● Action item:
Line by line, give the data again exactly as it appears.

● Source material:
══════

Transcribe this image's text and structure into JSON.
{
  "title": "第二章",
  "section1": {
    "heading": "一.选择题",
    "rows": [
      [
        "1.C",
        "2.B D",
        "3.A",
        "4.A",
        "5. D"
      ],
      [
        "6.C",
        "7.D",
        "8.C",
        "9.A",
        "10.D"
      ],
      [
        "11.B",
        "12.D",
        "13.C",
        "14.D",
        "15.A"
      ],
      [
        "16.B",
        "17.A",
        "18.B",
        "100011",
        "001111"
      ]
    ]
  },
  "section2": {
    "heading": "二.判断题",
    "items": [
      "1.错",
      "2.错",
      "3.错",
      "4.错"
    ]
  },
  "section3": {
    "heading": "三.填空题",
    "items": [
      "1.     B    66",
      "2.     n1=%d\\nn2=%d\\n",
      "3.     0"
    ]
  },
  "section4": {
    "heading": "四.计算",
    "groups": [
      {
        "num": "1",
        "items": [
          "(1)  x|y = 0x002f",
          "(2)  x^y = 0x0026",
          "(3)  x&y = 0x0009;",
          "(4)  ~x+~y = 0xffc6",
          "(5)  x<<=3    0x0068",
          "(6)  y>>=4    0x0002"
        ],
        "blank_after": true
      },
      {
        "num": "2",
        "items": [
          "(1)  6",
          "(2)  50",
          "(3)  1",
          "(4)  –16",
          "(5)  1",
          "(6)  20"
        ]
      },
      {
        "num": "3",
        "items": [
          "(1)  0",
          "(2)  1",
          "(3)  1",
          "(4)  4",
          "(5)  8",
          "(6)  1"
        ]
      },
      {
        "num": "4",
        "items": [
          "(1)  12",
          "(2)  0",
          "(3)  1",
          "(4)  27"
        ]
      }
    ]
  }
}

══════

● Expected output:
Transcribe this image's text and structure into JSON.
{
  "title": "第二章",
  "section1": {
    "heading": "一.选择题",
    "rows": [
      [
        "1.C",
        "2.B D",
        "3.A",
        "4.A",
        "5. D"
      ],
      [
        "6.C",
        "7.D",
        "8.C",
        "9.A",
        "10.D"
      ],
      [
        "11.B",
        "12.D",
        "13.C",
        "14.D",
        "15.A"
      ],
      [
        "16.B",
        "17.A",
        "18.B",
        "100011",
        "001111"
      ]
    ]
  },
  "section2": {
    "heading": "二.判断题",
    "items": [
      "1.错",
      "2.错",
      "3.错",
      "4.错"
    ]
  },
  "section3": {
    "heading": "三.填空题",
    "items": [
      "1.     B    66",
      "2.     n1=%d\\nn2=%d\\n",
      "3.     0"
    ]
  },
  "section4": {
    "heading": "四.计算",
    "groups": [
      {
        "num": "1",
        "items": [
          "(1)  x|y = 0x002f",
          "(2)  x^y = 0x0026",
          "(3)  x&y = 0x0009;",
          "(4)  ~x+~y = 0xffc6",
          "(5)  x<<=3    0x0068",
          "(6)  y>>=4    0x0002"
        ],
        "blank_after": true
      },
      {
        "num": "2",
        "items": [
          "(1)  6",
          "(2)  50",
          "(3)  1",
          "(4)  –16",
          "(5)  1",
          "(6)  20"
        ]
      },
      {
        "num": "3",
        "items": [
          "(1)  0",
          "(2)  1",
          "(3)  1",
          "(4)  4",
          "(5)  8",
          "(6)  1"
        ]
      },
      {
        "num": "4",
        "items": [
          "(1)  12",
          "(2)  0",
          "(3)  1",
          "(4)  27"
        ]
      }
    ]
  }
}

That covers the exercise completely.